Either the logic of revelation is our logic, or there is not revelation.
This proposition I am prepared to defend at any time.
Sadly, and as an example of how bad things really are, all you need to do is look back at the Trinity Foundation’s founding document, The Trinity Manifesto: A Program for Our Time. John Robbins wrote about this very problem and fighting it is the reason the Trinity Foundation exists (much to the chagrin of the professional religious class).
Consider this from Robbins:
Contemporary secular intellectuals are anti-intellectual. Contemporary philosophers are anti-philosophy. Contemporary theologians are anti-theology. The irrationalism of the present age is so thoroughgoing pervasive that even the Remnant—the segment of the professing church that remains faithful—has accepted much of it, frequently without even being aware of what it was accepting. In some circles this irrationalism has become synonymous with piety and humility, and those who oppose it are denounced as rationalists—as though to be logical were a sin. Our contemporary anti-theologians make a contradiction and call it a Mystery. The faithful ask for truth and are given absurdity. If any balk at swallowing the absurdities of the antitheologians, they are frequently marked as heretics or schismatics who seek to act independently of God.

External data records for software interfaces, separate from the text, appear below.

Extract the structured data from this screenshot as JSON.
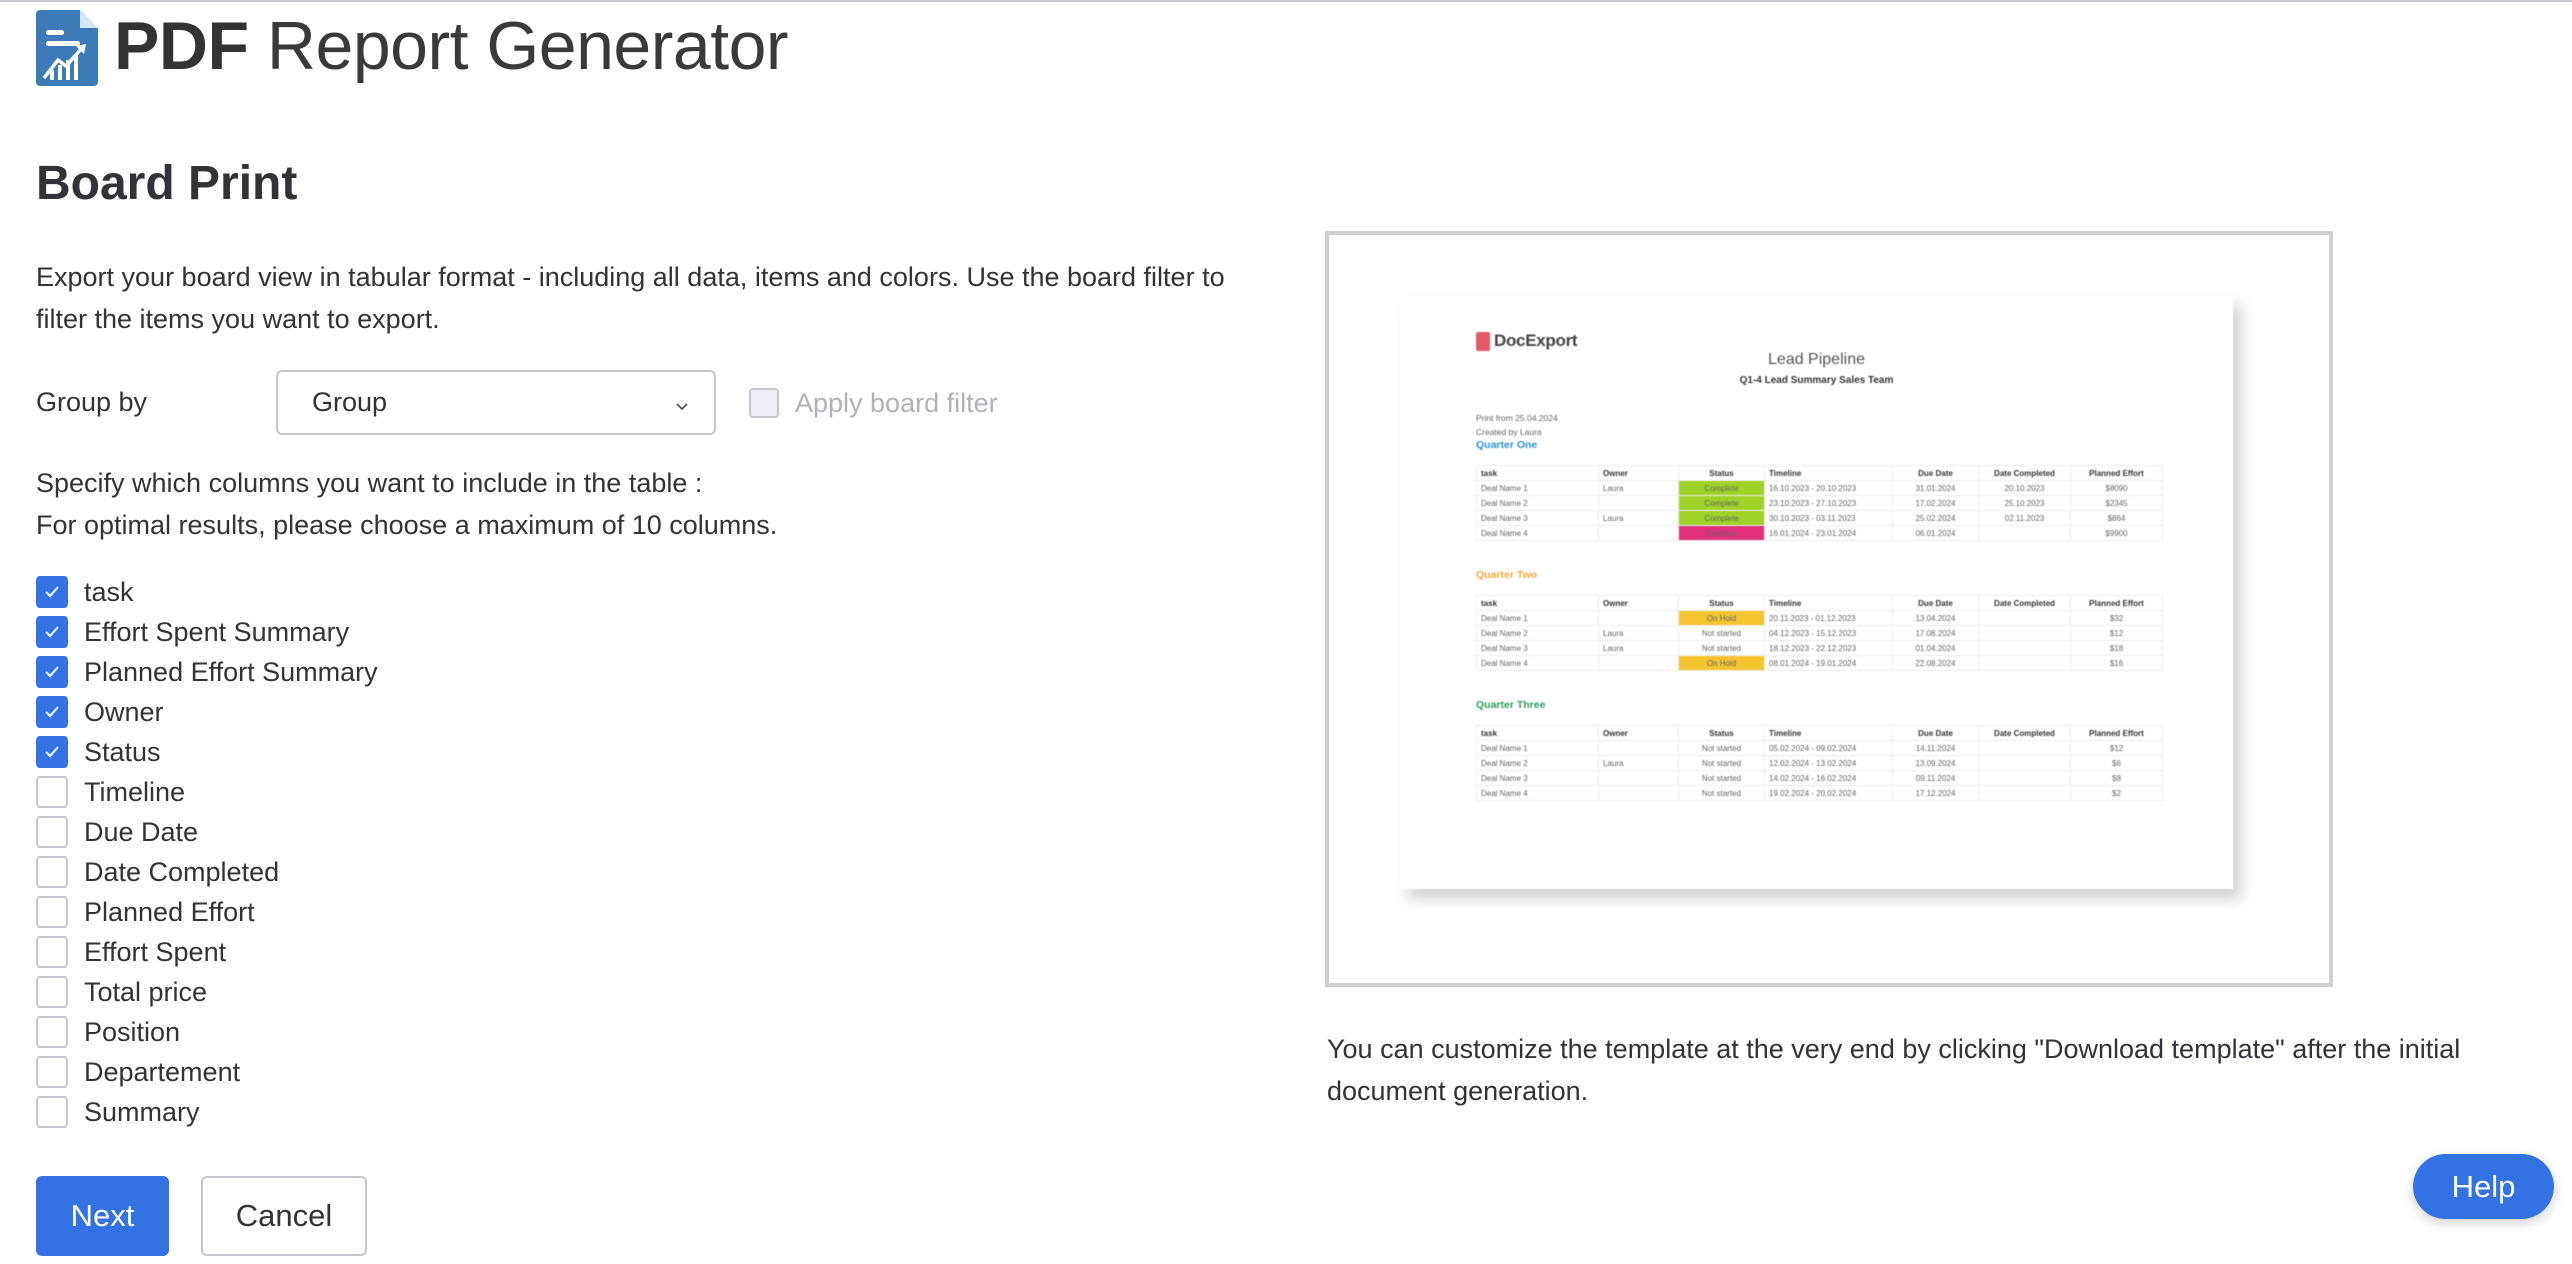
{
  "header": {
    "logo_icon": "report-chart-document-icon",
    "title_bold": "PDF",
    "title_light": "Report Generator"
  },
  "page": {
    "title": "Board Print",
    "description": "Export your board view in tabular format - including all data, items and colors. Use the board filter to filter the items you want to export."
  },
  "group_by": {
    "label": "Group by",
    "selected": "Group",
    "chevron_icon": "chevron-down-icon"
  },
  "apply_filter": {
    "label": "Apply board filter",
    "checked": false,
    "disabled": true
  },
  "columns_help": {
    "line1": "Specify which columns you want to include in the table :",
    "line2": "For optimal results, please choose a maximum of 10 columns."
  },
  "columns": [
    {
      "label": "task",
      "checked": true
    },
    {
      "label": "Effort Spent Summary",
      "checked": true
    },
    {
      "label": "Planned Effort Summary",
      "checked": true
    },
    {
      "label": "Owner",
      "checked": true
    },
    {
      "label": "Status",
      "checked": true
    },
    {
      "label": "Timeline",
      "checked": false
    },
    {
      "label": "Due Date",
      "checked": false
    },
    {
      "label": "Date Completed",
      "checked": false
    },
    {
      "label": "Planned Effort",
      "checked": false
    },
    {
      "label": "Effort Spent",
      "checked": false
    },
    {
      "label": "Total price",
      "checked": false
    },
    {
      "label": "Position",
      "checked": false
    },
    {
      "label": "Departement",
      "checked": false
    },
    {
      "label": "Summary",
      "checked": false
    }
  ],
  "buttons": {
    "next": "Next",
    "cancel": "Cancel",
    "help": "Help"
  },
  "colors": {
    "primary": "#3372e2",
    "complete": "#9cd326",
    "overdue": "#e2307b",
    "on_hold": "#f5c531",
    "quarter_one": "#2b8fd6",
    "quarter_two": "#f7a93b",
    "quarter_three": "#2e9e5b"
  },
  "preview": {
    "brand": "DocExport",
    "title": "Lead Pipeline",
    "subtitle": "Q1-4 Lead Summary Sales Team",
    "print_from": "Print from 25.04.2024",
    "created_by": "Created by Laura",
    "headers": [
      "task",
      "Owner",
      "Status",
      "Timeline",
      "Due Date",
      "Date Completed",
      "Planned Effort"
    ],
    "groups": [
      {
        "name": "Quarter One",
        "color_key": "quarter_one",
        "rows": [
          {
            "task": "Deal Name 1",
            "owner": "Laura",
            "status": "Complete",
            "status_key": "complete",
            "timeline": "16.10.2023 - 20.10.2023",
            "due": "31.01.2024",
            "completed": "20.10.2023",
            "effort": "$8090"
          },
          {
            "task": "Deal Name 2",
            "owner": "",
            "status": "Complete",
            "status_key": "complete",
            "timeline": "23.10.2023 - 27.10.2023",
            "due": "17.02.2024",
            "completed": "25.10.2023",
            "effort": "$2345"
          },
          {
            "task": "Deal Name 3",
            "owner": "Laura",
            "status": "Complete",
            "status_key": "complete",
            "timeline": "30.10.2023 - 03.11.2023",
            "due": "25.02.2024",
            "completed": "02.11.2023",
            "effort": "$864"
          },
          {
            "task": "Deal Name 4",
            "owner": "",
            "status": "Overdue",
            "status_key": "overdue",
            "timeline": "16.01.2024 - 23.01.2024",
            "due": "06.01.2024",
            "completed": "",
            "effort": "$9900"
          }
        ]
      },
      {
        "name": "Quarter Two",
        "color_key": "quarter_two",
        "rows": [
          {
            "task": "Deal Name 1",
            "owner": "",
            "status": "On Hold",
            "status_key": "on_hold",
            "timeline": "20.11.2023 - 01.12.2023",
            "due": "13.04.2024",
            "completed": "",
            "effort": "$32"
          },
          {
            "task": "Deal Name 2",
            "owner": "Laura",
            "status": "Not started",
            "status_key": "",
            "timeline": "04.12.2023 - 15.12.2023",
            "due": "17.08.2024",
            "completed": "",
            "effort": "$12"
          },
          {
            "task": "Deal Name 3",
            "owner": "Laura",
            "status": "Not started",
            "status_key": "",
            "timeline": "18.12.2023 - 22.12.2023",
            "due": "01.04.2024",
            "completed": "",
            "effort": "$18"
          },
          {
            "task": "Deal Name 4",
            "owner": "",
            "status": "On Hold",
            "status_key": "on_hold",
            "timeline": "08.01.2024 - 19.01.2024",
            "due": "22.08.2024",
            "completed": "",
            "effort": "$16"
          }
        ]
      },
      {
        "name": "Quarter Three",
        "color_key": "quarter_three",
        "rows": [
          {
            "task": "Deal Name 1",
            "owner": "",
            "status": "Not started",
            "status_key": "",
            "timeline": "05.02.2024 - 09.02.2024",
            "due": "14.11.2024",
            "completed": "",
            "effort": "$12"
          },
          {
            "task": "Deal Name 2",
            "owner": "Laura",
            "status": "Not started",
            "status_key": "",
            "timeline": "12.02.2024 - 13.02.2024",
            "due": "13.09.2024",
            "completed": "",
            "effort": "$6"
          },
          {
            "task": "Deal Name 3",
            "owner": "",
            "status": "Not started",
            "status_key": "",
            "timeline": "14.02.2024 - 16.02.2024",
            "due": "09.11.2024",
            "completed": "",
            "effort": "$8"
          },
          {
            "task": "Deal Name 4",
            "owner": "",
            "status": "Not started",
            "status_key": "",
            "timeline": "19.02.2024 - 20.02.2024",
            "due": "17.12.2024",
            "completed": "",
            "effort": "$2"
          }
        ]
      }
    ]
  },
  "footer_note": "You can customize the template at the very end by clicking \"Download template\" after the initial document generation."
}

There is no greater threat facing the true church of Christ at this moment than the irrationalism that now controls our entire culture. Communism, guilty of tens of millions of murders, including those of millions of Christians, is to be feared, but not nearly so much as the idea that we, as Christian men, do not and cannot know truth. Hedonism, the popular philosophy of America, is not to be feared so much as the belief that logic—that “mere human logic,” to use the religious irrationalists’ own phrase—is futile. The attacks on truth, on revelation, on the intellect, and on logic are renewed daily. But note well: The misologists—the haters of logic—use logic to demonstrate the futility of using logic. The anti-intellectuals construct intricate intellectual arguments to prove the insufficiency of the intellect. The anti-theologians use the revealed Word of God to show that there can be no revealed Word of God—or that if there could, it would remain impenetrable darkness and mystery to our finite minds.
Nonsense Has Come
Is it any wonder that the world is grasping at straws—the straws of mysticism and drugs? After all, if people are told that the Bible contains insoluble mysteries, then is not a flight into mysticism to be expected? On what grounds can it be condemned? Certainly not on logical grounds or Biblical grounds, if logic is futile and the Bible mysterious. Moreover, if it cannot be condemned on logical or Biblical grounds, it cannot be condemned at all. If people are going to have a religion of the mysterious, they will not adopt Christianity: They will have a genuine mystery religion.”Those who call for Nonsense,” C.S. Lewis once wrote,”will find that it comes.” And that is precisely what has happened. The popularity of Eastern mysticism and of drugs is the logical consequences of the irrationalism of the twentieth century. There can and will be no Christian revival—and no reconstruction of society—unless and until the irrationalism of the age is totally repudiated by Christians.
John wrote the above in 1978. I was only a year out of high school and had first professed Christ around that time, but since then very little has change. And, as Keister has demonstrated so convincingly, it has only gotten worse.